langston hughes

Langston Hughes Community Library and Cultural Center in Corona, Queens, was nominated to the Census of Places that Matter because it houses the largest circulating Black Heritage reading collection in New York State. The facility was established as a result of local community efforts in the 1960s to form a community-controlled library and cultural center focusing on the history and needs of the African American community in the Corona neighborhood.

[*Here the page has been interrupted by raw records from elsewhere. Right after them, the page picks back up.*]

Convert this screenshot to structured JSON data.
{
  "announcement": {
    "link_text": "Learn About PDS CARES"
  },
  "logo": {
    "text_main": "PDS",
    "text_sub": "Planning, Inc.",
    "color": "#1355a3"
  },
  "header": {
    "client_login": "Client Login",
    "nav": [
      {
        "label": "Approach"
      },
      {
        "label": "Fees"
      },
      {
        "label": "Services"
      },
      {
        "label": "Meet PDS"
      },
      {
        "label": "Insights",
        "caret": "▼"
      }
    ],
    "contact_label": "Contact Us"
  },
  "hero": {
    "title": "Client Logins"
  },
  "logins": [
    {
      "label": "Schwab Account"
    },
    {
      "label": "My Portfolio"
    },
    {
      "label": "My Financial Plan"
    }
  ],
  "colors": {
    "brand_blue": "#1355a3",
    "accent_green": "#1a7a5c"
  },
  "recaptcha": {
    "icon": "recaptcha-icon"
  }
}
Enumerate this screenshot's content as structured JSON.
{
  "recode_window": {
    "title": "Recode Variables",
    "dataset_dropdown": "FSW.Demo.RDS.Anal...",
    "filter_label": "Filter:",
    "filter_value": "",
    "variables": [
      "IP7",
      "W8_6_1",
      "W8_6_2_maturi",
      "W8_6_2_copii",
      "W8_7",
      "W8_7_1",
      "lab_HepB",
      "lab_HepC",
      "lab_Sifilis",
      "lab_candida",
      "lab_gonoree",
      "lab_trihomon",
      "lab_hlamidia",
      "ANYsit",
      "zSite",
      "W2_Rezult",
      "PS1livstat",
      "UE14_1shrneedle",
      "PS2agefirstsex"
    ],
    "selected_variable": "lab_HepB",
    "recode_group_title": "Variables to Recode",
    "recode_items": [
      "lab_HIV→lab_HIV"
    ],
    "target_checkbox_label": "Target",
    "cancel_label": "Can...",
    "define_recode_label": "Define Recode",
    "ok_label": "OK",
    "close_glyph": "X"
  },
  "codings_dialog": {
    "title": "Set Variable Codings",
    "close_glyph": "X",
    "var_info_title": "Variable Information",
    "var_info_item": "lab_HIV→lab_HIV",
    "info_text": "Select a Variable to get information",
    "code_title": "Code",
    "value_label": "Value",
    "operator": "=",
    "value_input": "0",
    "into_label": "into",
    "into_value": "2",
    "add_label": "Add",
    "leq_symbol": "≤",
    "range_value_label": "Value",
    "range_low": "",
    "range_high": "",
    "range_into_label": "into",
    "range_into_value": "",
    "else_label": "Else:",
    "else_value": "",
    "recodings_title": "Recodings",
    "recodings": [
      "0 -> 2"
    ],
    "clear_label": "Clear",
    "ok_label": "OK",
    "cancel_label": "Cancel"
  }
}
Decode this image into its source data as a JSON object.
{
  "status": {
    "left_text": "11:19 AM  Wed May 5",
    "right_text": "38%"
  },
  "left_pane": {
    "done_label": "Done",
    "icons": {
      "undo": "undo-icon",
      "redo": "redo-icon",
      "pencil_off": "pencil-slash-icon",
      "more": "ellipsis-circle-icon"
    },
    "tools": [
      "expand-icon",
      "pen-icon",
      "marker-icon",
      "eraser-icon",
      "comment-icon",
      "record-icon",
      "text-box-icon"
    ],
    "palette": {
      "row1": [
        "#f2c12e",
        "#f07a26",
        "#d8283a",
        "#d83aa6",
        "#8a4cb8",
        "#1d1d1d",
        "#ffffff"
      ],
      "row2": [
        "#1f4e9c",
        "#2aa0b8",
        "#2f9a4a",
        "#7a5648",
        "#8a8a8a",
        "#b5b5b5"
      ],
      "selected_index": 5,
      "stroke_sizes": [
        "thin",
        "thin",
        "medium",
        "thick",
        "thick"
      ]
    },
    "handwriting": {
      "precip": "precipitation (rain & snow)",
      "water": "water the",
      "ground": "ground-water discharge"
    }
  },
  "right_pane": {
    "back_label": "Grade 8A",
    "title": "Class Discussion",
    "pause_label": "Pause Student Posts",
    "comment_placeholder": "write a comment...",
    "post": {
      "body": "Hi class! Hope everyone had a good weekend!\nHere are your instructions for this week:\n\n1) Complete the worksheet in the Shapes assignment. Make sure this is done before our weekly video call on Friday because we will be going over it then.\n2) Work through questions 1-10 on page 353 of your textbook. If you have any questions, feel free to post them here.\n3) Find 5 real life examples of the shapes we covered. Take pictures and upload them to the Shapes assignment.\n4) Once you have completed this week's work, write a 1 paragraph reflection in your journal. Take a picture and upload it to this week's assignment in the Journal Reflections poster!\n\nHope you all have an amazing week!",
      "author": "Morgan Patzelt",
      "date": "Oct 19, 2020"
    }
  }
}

The library originally opened in 1969 in a former Woolworth’s store on Northern Boulevard. According to its Place Matters nomination, the original location provided the library with a storefront presence and also served “as a reminder of an earlier moment in history [when] this Woolworth’s was the site of a local civil rights struggle to break the color barrier for hiring in Queens.” Opening just two years after Langston Hughes’ death, the library was the first public institution named for the poet. The library’s Black Heritage Reference Center has grown over the years to more than 40,000 volumes of materials “written by, about, for, with and related to Black Culture.” In addition, the library has a special collection of works by and about its namesake, including Hughes’ own published works, analyses of his work, and even musical settings composed by Hughes.

From the beginning, the intent was for the Corona community to have input in the library’s collections and programming. Until 1987, the library was staffed and run by the Library Action Committee of Corona-East Elmhurst, the same organization that advocated for the library’s establishment. Although the library is now part of the Queens Library system, the Library Action Committee remains involved in promoting and fundraising for the library.

In 1999, the library moved into a new, purpose-built, 24,000 square feet facility down the street on Northern Boulevard and 100th Street. The facility, designed by the architectural firm of Davis Brody Bond, has allowed the library to greatly expand with a 175-seat auditorium, a gallery, climate-controlled spaces for the archives, and dedicated rooms for children, black heritage research, and the library’s Homework Assistance Program. Each February, the library celebrates Black History Month with special programming for both children and adults. However, the focus on African American culture and history is not confined to February at the library, as readings, performances, lectures, and events celebrating black history and culture are held here year round.